■ **WHAT THIS TASK INVOLVES**: Each line below is to be copied exactly; images do not go into the copy.

SUPPLIED ENTRIES Start Marker

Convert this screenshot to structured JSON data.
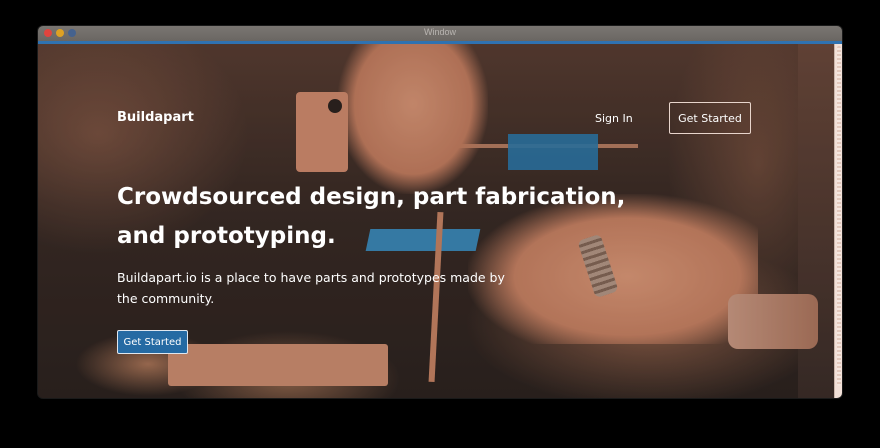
{
  "window": {
    "title": "Window"
  },
  "nav": {
    "brand": "Buildapart",
    "sign_in": "Sign In",
    "get_started": "Get Started"
  },
  "hero": {
    "headline": "Crowdsourced design, part fabrication, and prototyping.",
    "subtext": "Buildapart.io is a place to have parts and prototypes made by the community.",
    "cta": "Get Started",
    "background": "workshop-photo"
  },
  "colors": {
    "accent": "#256aa3",
    "top_strip": "#2f72b1",
    "text": "#ffffff"
  }
}
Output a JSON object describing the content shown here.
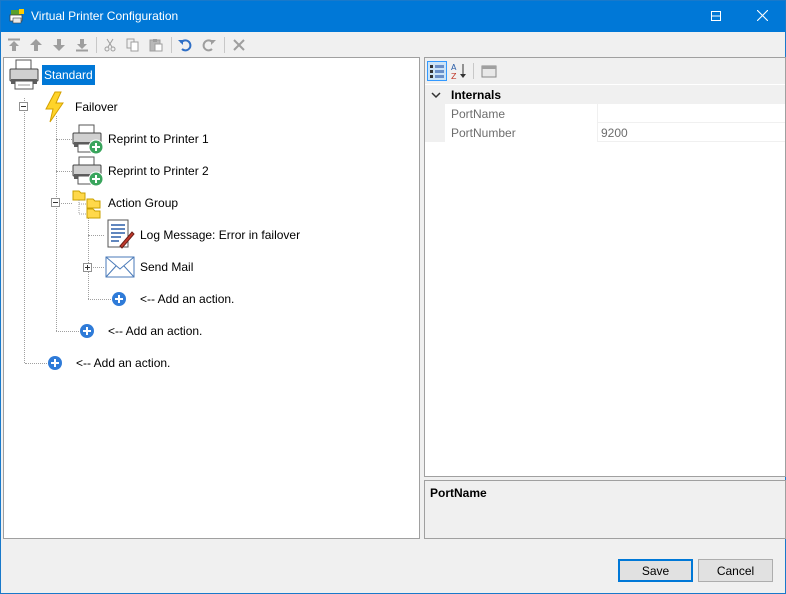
{
  "window": {
    "title": "Virtual Printer Configuration",
    "controls": [
      "minimize-icon",
      "maximize-icon",
      "close-icon"
    ]
  },
  "toolbar": {
    "items": [
      "move-top-icon",
      "move-up-icon",
      "move-down-icon",
      "move-bottom-icon",
      "cut-icon",
      "copy-icon",
      "paste-icon",
      "undo-icon",
      "redo-icon",
      "delete-icon"
    ]
  },
  "tree": {
    "root": {
      "label": "Standard",
      "icon": "printer-icon"
    },
    "failover": {
      "label": "Failover",
      "icon": "lightning-icon"
    },
    "reprint1": {
      "label": "Reprint to Printer 1",
      "icon": "printer-add-icon"
    },
    "reprint2": {
      "label": "Reprint to Printer 2",
      "icon": "printer-add-icon"
    },
    "action_group": {
      "label": "Action Group",
      "icon": "folders-icon"
    },
    "log_message": {
      "label": "Log Message: Error in failover",
      "icon": "log-document-icon"
    },
    "send_mail": {
      "label": "Send Mail",
      "icon": "envelope-icon"
    },
    "add_action_group": {
      "label": "<-- Add an action.",
      "icon": "add-circle-icon"
    },
    "add_action_failover": {
      "label": "<-- Add an action.",
      "icon": "add-circle-icon"
    },
    "add_action_root": {
      "label": "<-- Add an action.",
      "icon": "add-circle-icon"
    }
  },
  "properties": {
    "toolbar": [
      "categorized-icon",
      "alphabetical-icon",
      "property-pages-icon"
    ],
    "category": "Internals",
    "rows": [
      {
        "name": "PortName",
        "value": ""
      },
      {
        "name": "PortNumber",
        "value": "9200"
      }
    ],
    "description_title": "PortName"
  },
  "buttons": {
    "save": "Save",
    "cancel": "Cancel"
  },
  "colors": {
    "accent": "#0078d7",
    "add_icon": "#2f7bd8"
  }
}
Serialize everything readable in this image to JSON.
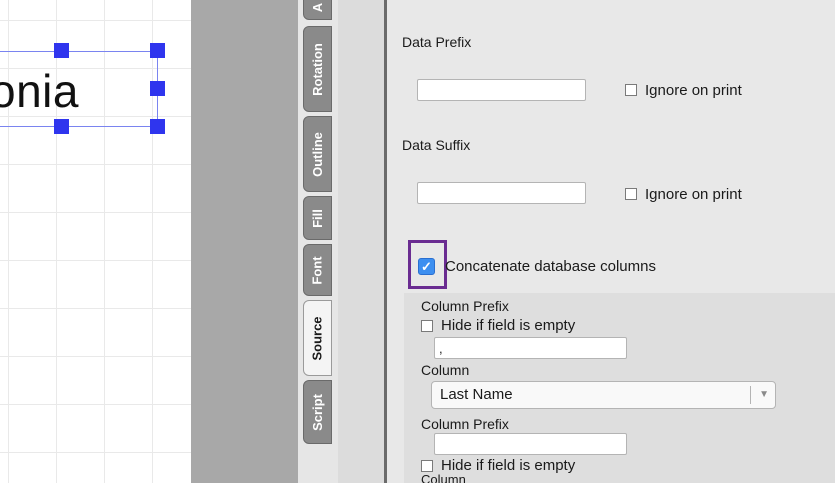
{
  "canvas": {
    "text_object": "onia"
  },
  "tabs": [
    {
      "label": "A",
      "active": false
    },
    {
      "label": "Rotation",
      "active": false
    },
    {
      "label": "Outline",
      "active": false
    },
    {
      "label": "Fill",
      "active": false
    },
    {
      "label": "Font",
      "active": false
    },
    {
      "label": "Source",
      "active": true
    },
    {
      "label": "Script",
      "active": false
    }
  ],
  "panel": {
    "data_prefix_label": "Data Prefix",
    "data_prefix_value": "",
    "ignore_print_label_1": "Ignore on print",
    "data_suffix_label": "Data Suffix",
    "data_suffix_value": "",
    "ignore_print_label_2": "Ignore on print",
    "concatenate_label": "Concatenate  database columns",
    "concatenate_checkmark": "✓",
    "col_prefix_label_1": "Column Prefix",
    "hide_empty_label_1": "Hide if field is empty",
    "col_prefix_value_1": ",",
    "column_label_1": "Column",
    "column_select_value": "Last Name",
    "column_select_arrow": "▼",
    "col_prefix_label_2": "Column Prefix",
    "col_prefix_value_2": "",
    "hide_empty_label_2": "Hide if field is empty",
    "column_label_2": "Column"
  }
}
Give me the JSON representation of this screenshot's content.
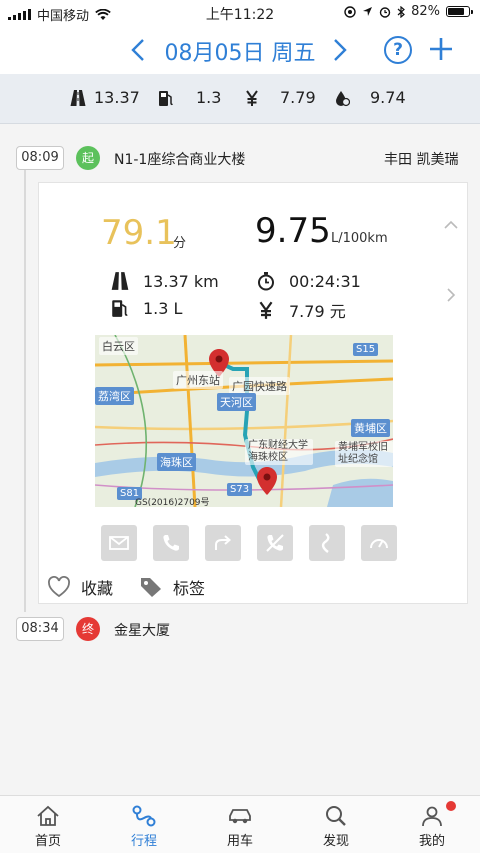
{
  "status_bar": {
    "carrier": "中国移动",
    "time": "上午11:22",
    "battery": "82%",
    "battery_level": 0.82
  },
  "header": {
    "date": "08月05日 周五",
    "help": "?",
    "add": "+"
  },
  "summary": {
    "distance": "13.37",
    "fuel": "1.3",
    "cost": "7.79",
    "consumption": "9.74"
  },
  "trip": {
    "start_time": "08:09",
    "start_badge": "起",
    "start_place": "N1-1座综合商业大楼",
    "car": "丰田 凯美瑞",
    "end_time": "08:34",
    "end_badge": "终",
    "end_place": "金星大厦"
  },
  "card": {
    "score": "79.1",
    "score_unit": "分",
    "fuel_rate": "9.75",
    "fuel_rate_unit": "L/100km",
    "distance": "13.37 km",
    "duration": "00:24:31",
    "fuel": "1.3 L",
    "cost": "7.79 元",
    "favorite": "收藏",
    "tag": "标签"
  },
  "map": {
    "labels": {
      "baiyun": "白云区",
      "guangzhou_east": "广州东站",
      "liwan": "荔湾区",
      "tianhe": "天河区",
      "haizhu": "海珠区",
      "huangpu": "黄埔区",
      "school": "广东财经大学海珠校区",
      "whampoa": "黄埔军校旧址纪念馆",
      "road": "广园快速路",
      "s15": "S15",
      "s81": "S81",
      "s73": "S73",
      "credit": "GS(2016)2709号"
    }
  },
  "tabs": [
    {
      "label": "首页",
      "icon": "home-icon"
    },
    {
      "label": "行程",
      "icon": "route-icon"
    },
    {
      "label": "用车",
      "icon": "car-icon"
    },
    {
      "label": "发现",
      "icon": "discover-icon"
    },
    {
      "label": "我的",
      "icon": "profile-icon"
    }
  ],
  "colors": {
    "accent": "#2f7fd6",
    "score": "#e8c25b",
    "start": "#5cc15c",
    "end": "#e53935"
  }
}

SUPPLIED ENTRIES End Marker

■ **ANSWER SPACE**:
Convert this screenshot to structured JSON data.
{
  "window": {
    "title": "Window"
  },
  "nav": {
    "brand": "Buildapart",
    "sign_in": "Sign In",
    "get_started": "Get Started"
  },
  "hero": {
    "headline": "Crowdsourced design, part fabrication, and prototyping.",
    "subtext": "Buildapart.io is a place to have parts and prototypes made by the community.",
    "cta": "Get Started",
    "background": "workshop-photo"
  },
  "colors": {
    "accent": "#256aa3",
    "top_strip": "#2f72b1",
    "text": "#ffffff"
  }
}
Output a JSON object describing the content shown here.
{
  "window": {
    "title": "Virtual Printer Configuration",
    "controls": [
      "minimize-icon",
      "maximize-icon",
      "close-icon"
    ]
  },
  "toolbar": {
    "items": [
      "move-top-icon",
      "move-up-icon",
      "move-down-icon",
      "move-bottom-icon",
      "cut-icon",
      "copy-icon",
      "paste-icon",
      "undo-icon",
      "redo-icon",
      "delete-icon"
    ]
  },
  "tree": {
    "root": {
      "label": "Standard",
      "icon": "printer-icon"
    },
    "failover": {
      "label": "Failover",
      "icon": "lightning-icon"
    },
    "reprint1": {
      "label": "Reprint to Printer 1",
      "icon": "printer-add-icon"
    },
    "reprint2": {
      "label": "Reprint to Printer 2",
      "icon": "printer-add-icon"
    },
    "action_group": {
      "label": "Action Group",
      "icon": "folders-icon"
    },
    "log_message": {
      "label": "Log Message: Error in failover",
      "icon": "log-document-icon"
    },
    "send_mail": {
      "label": "Send Mail",
      "icon": "envelope-icon"
    },
    "add_action_group": {
      "label": "<-- Add an action.",
      "icon": "add-circle-icon"
    },
    "add_action_failover": {
      "label": "<-- Add an action.",
      "icon": "add-circle-icon"
    },
    "add_action_root": {
      "label": "<-- Add an action.",
      "icon": "add-circle-icon"
    }
  },
  "properties": {
    "toolbar": [
      "categorized-icon",
      "alphabetical-icon",
      "property-pages-icon"
    ],
    "category": "Internals",
    "rows": [
      {
        "name": "PortName",
        "value": ""
      },
      {
        "name": "PortNumber",
        "value": "9200"
      }
    ],
    "description_title": "PortName"
  },
  "buttons": {
    "save": "Save",
    "cancel": "Cancel"
  },
  "colors": {
    "accent": "#0078d7",
    "add_icon": "#2f7bd8"
  }
}
Serialize everything readable in this image to JSON.
{
  "canvas": {
    "text_object": "onia"
  },
  "tabs": [
    {
      "label": "A",
      "active": false
    },
    {
      "label": "Rotation",
      "active": false
    },
    {
      "label": "Outline",
      "active": false
    },
    {
      "label": "Fill",
      "active": false
    },
    {
      "label": "Font",
      "active": false
    },
    {
      "label": "Source",
      "active": true
    },
    {
      "label": "Script",
      "active": false
    }
  ],
  "panel": {
    "data_prefix_label": "Data Prefix",
    "data_prefix_value": "",
    "ignore_print_label_1": "Ignore on print",
    "data_suffix_label": "Data Suffix",
    "data_suffix_value": "",
    "ignore_print_label_2": "Ignore on print",
    "concatenate_label": "Concatenate  database columns",
    "concatenate_checkmark": "✓",
    "col_prefix_label_1": "Column Prefix",
    "hide_empty_label_1": "Hide if field is empty",
    "col_prefix_value_1": ",",
    "column_label_1": "Column",
    "column_select_value": "Last Name",
    "column_select_arrow": "▼",
    "col_prefix_label_2": "Column Prefix",
    "col_prefix_value_2": "",
    "hide_empty_label_2": "Hide if field is empty",
    "column_label_2": "Column"
  }
}
Give me the JSON representation of this screenshot's content.
{
  "status_bar": {
    "carrier": "中国移动",
    "time": "上午11:22",
    "battery": "82%",
    "battery_level": 0.82
  },
  "header": {
    "date": "08月05日 周五",
    "help": "?",
    "add": "+"
  },
  "summary": {
    "distance": "13.37",
    "fuel": "1.3",
    "cost": "7.79",
    "consumption": "9.74"
  },
  "trip": {
    "start_time": "08:09",
    "start_badge": "起",
    "start_place": "N1-1座综合商业大楼",
    "car": "丰田 凯美瑞",
    "end_time": "08:34",
    "end_badge": "终",
    "end_place": "金星大厦"
  },
  "card": {
    "score": "79.1",
    "score_unit": "分",
    "fuel_rate": "9.75",
    "fuel_rate_unit": "L/100km",
    "distance": "13.37 km",
    "duration": "00:24:31",
    "fuel": "1.3 L",
    "cost": "7.79 元",
    "favorite": "收藏",
    "tag": "标签"
  },
  "map": {
    "labels": {
      "baiyun": "白云区",
      "guangzhou_east": "广州东站",
      "liwan": "荔湾区",
      "tianhe": "天河区",
      "haizhu": "海珠区",
      "huangpu": "黄埔区",
      "school": "广东财经大学海珠校区",
      "whampoa": "黄埔军校旧址纪念馆",
      "road": "广园快速路",
      "s15": "S15",
      "s81": "S81",
      "s73": "S73",
      "credit": "GS(2016)2709号"
    }
  },
  "tabs": [
    {
      "label": "首页",
      "icon": "home-icon"
    },
    {
      "label": "行程",
      "icon": "route-icon"
    },
    {
      "label": "用车",
      "icon": "car-icon"
    },
    {
      "label": "发现",
      "icon": "discover-icon"
    },
    {
      "label": "我的",
      "icon": "profile-icon"
    }
  ],
  "colors": {
    "accent": "#2f7fd6",
    "score": "#e8c25b",
    "start": "#5cc15c",
    "end": "#e53935"
  }
}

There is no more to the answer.